Horses To Follow » Hamish McGonagall

Hamish McGonagall

Hamish McGonagall ran a lot better than his finishing position suggests in the Group 3 Goffs Flying Five at The Curragh on Sunday. Always handy and towards the far side, he was short of room a couple of times through the final two furlongs when his rider David Allen wanted to go forward, once when Glamorous Spirit came across him slightly just inside the two-furlong pole, and again when Benbaun moved to his left a furlong out. The net result was that Allen had to switch him all the way across to the far side, furthest of all from the favoured stands rail, in order that he could get room to deliver his challenge. By the time he did, however, it was all too late, Astrophysical Jet had shot through a gap on the near side and quickened up to win nicely. However, Hamish McGonagall finished best of all down the centre of the track, and was actually in front 100 yards after the line.
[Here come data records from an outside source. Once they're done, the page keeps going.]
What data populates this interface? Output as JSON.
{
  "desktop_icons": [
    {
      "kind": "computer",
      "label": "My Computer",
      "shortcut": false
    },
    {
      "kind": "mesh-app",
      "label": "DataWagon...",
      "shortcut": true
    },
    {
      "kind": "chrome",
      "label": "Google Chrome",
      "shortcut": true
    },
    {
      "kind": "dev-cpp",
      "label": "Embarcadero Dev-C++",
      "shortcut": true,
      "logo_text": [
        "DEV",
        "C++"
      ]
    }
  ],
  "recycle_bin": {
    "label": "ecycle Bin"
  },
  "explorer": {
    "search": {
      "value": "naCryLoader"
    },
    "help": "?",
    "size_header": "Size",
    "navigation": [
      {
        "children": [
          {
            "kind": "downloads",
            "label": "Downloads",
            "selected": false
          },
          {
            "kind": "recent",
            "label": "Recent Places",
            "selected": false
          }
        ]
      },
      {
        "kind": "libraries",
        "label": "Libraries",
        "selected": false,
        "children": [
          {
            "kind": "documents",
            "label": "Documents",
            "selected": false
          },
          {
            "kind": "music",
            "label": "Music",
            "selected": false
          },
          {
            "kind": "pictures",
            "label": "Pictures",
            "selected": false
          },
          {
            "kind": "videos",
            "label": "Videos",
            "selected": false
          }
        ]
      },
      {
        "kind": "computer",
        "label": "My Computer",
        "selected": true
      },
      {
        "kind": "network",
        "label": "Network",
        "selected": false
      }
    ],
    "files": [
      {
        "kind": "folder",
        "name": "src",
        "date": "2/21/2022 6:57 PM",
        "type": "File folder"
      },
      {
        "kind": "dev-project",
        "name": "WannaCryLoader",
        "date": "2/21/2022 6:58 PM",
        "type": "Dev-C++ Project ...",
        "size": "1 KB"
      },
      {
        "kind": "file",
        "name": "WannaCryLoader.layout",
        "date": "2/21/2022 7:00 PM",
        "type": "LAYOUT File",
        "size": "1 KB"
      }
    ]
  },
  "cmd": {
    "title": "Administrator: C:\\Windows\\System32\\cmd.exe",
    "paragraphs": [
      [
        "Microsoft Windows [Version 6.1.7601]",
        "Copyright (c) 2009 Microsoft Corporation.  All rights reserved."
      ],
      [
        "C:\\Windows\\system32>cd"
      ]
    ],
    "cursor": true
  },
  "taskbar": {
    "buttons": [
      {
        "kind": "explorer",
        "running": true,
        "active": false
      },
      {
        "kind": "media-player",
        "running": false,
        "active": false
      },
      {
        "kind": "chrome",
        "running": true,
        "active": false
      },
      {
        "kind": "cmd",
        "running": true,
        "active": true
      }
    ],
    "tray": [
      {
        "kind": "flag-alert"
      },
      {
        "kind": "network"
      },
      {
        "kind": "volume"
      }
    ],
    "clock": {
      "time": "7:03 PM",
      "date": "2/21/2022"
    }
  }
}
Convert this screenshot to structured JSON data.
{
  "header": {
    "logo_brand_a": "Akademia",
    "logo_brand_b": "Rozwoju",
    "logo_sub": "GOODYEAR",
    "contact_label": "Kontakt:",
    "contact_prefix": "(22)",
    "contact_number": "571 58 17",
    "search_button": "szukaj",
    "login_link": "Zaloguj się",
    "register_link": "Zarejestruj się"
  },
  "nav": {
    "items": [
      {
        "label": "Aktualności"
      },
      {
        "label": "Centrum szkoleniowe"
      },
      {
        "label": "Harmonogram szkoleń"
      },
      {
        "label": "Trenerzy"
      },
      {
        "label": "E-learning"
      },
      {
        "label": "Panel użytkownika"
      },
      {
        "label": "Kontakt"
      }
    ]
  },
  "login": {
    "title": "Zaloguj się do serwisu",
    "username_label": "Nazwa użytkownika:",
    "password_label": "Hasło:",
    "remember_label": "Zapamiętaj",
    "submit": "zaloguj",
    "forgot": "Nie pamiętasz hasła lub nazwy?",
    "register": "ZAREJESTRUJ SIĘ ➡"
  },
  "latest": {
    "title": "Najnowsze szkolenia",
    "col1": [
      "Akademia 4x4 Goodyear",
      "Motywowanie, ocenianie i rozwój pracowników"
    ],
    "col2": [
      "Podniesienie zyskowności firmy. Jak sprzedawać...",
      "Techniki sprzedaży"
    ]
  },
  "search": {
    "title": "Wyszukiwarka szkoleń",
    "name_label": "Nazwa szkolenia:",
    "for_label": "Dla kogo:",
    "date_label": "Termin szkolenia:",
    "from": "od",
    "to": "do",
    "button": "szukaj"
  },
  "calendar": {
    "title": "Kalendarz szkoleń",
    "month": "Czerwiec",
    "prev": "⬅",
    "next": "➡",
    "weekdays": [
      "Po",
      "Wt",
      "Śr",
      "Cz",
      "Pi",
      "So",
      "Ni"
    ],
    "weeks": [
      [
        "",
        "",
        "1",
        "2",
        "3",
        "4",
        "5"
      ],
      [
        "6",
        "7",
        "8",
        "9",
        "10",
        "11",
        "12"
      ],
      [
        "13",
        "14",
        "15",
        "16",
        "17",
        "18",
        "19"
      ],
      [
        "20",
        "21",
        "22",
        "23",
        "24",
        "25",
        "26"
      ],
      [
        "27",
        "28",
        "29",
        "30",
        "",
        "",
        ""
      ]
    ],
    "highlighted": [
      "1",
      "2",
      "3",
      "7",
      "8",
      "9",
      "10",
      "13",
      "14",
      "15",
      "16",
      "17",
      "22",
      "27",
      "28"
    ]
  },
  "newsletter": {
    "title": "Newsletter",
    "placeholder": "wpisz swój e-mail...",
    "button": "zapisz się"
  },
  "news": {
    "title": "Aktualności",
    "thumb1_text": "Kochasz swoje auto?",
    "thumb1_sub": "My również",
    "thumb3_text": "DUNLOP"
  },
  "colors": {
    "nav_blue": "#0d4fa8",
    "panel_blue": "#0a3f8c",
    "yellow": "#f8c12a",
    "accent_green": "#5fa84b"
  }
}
It is almost always an advantage to race close to the stands rail on the sprint track at The Curragh, and Sunday was no exception, so Tim Easterby’s gelding did well to go so close from his draw in stall 13 of the 15 runners and racing down the centre of the track. He just didn’t have the easy early pace to maintain his early position in the front rank to the three-furlong pole against some real speedsters, but he doesn’t have to lead, and he looked very strong from the middle part of the race on. If he had enjoyed a clear run, even though he was racing out in the centre, he would almost certainly have gone close to beating Astrophysical Jet, even though she was a clear two-length winner.

Winner of a big five-furlong handicap at York’s Ebor meeting on his previous start, the son of Namid is in the form of his life. He was rated a career-high 109 coming into this race but, on this evidence, that mark still under-estimates his ability. He is worthy of his place in Group races, and it wouldn’t be at all surprising to see him pick up a big five-furlong prize during this Indian summer before the ground turns. He will be of interest wherever he runs next, either in a Pattern race or in a big handicap, as long as the ground is good or better, and he may just be under-rated on the back of this run.

29th August 2010

© The Irish Field, 4th September 2010